  2. Cashel Boylo

    Out of first hand reports of the horrors of the sufferings of Imperial Japan’s “Comfort Women,” we have pictures like this:–
    “500 or 600 American soldiers standing in line on the street,” Seiichi Kaburagi, the chief of public relations for the RAA, wrote in a 1972 memoir. He said American MPs were barely able to keep the troops under control.
    “Charge for a short session with a prostitute was 15 yen, or about a dollar, roughly the cost of half a pack of cigarettes.”
    By the end of 1945, about 350,000 U.S. troops were occupying Japan. At its peak, Kaburagi wrote, the RAA employed 70,000 prostitutes to serve them.
    MacArthur’s Occupation HQ organized the brothels for American troops.
    However, disclosure of the brothels threatened to embarrass the occupation forces back in the U.S. On March 25, 1946, MacArthur placed all brothels, comfort stations and other places of prostitution off limits.

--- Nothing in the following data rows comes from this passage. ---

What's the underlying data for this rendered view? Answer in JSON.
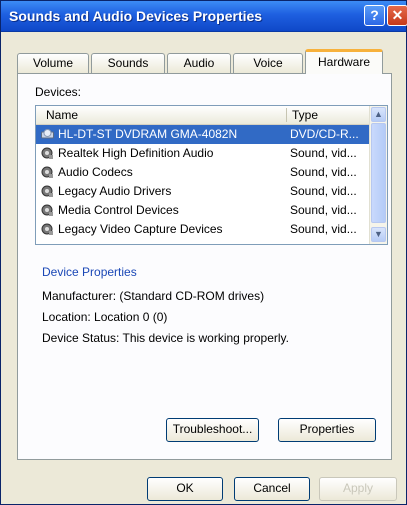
{
  "window": {
    "title": "Sounds and Audio Devices Properties",
    "help_glyph": "?",
    "close_glyph": "✕"
  },
  "tabs": [
    {
      "label": "Volume"
    },
    {
      "label": "Sounds"
    },
    {
      "label": "Audio"
    },
    {
      "label": "Voice"
    },
    {
      "label": "Hardware",
      "active": true
    }
  ],
  "devices": {
    "label": "Devices:",
    "columns": {
      "name": "Name",
      "type": "Type"
    },
    "rows": [
      {
        "name": "HL-DT-ST DVDRAM GMA-4082N",
        "type": "DVD/CD-R...",
        "selected": true,
        "icon": "cd-drive-icon"
      },
      {
        "name": "Realtek High Definition Audio",
        "type": "Sound, vid...",
        "icon": "sound-device-icon"
      },
      {
        "name": "Audio Codecs",
        "type": "Sound, vid...",
        "icon": "sound-device-icon"
      },
      {
        "name": "Legacy Audio Drivers",
        "type": "Sound, vid...",
        "icon": "sound-device-icon"
      },
      {
        "name": "Media Control Devices",
        "type": "Sound, vid...",
        "icon": "sound-device-icon"
      },
      {
        "name": "Legacy Video Capture Devices",
        "type": "Sound, vid...",
        "icon": "sound-device-icon"
      }
    ],
    "scroll_up": "▲",
    "scroll_down": "▼"
  },
  "device_properties": {
    "heading": "Device Properties",
    "manufacturer": "Manufacturer: (Standard CD-ROM drives)",
    "location": "Location: Location 0 (0)",
    "status": "Device Status: This device is working properly."
  },
  "buttons": {
    "troubleshoot": "Troubleshoot...",
    "properties": "Properties",
    "ok": "OK",
    "cancel": "Cancel",
    "apply": "Apply"
  },
  "colors": {
    "title_bar": "#1e5fe0",
    "selection": "#316ac5",
    "active_tab_accent": "#f7b13c",
    "link_blue": "#1a47b6"
  }
}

    By that time, Tanaka says, more than a quarter of all American GIs in the occupation forces had a sexually transmitted disease.
    Presumably, Rumsfeld and Rice have organized similar “comfort” facilities for the U.S. troops in Iraq.
    Presumably, about one quarter of all of them now have a sexually transmitted disease and are presently re-transmitting it throughout the general American population.
    Consider a quarter of all the troops who have served in Iraq and are now back in the States.

    Cashel Boylo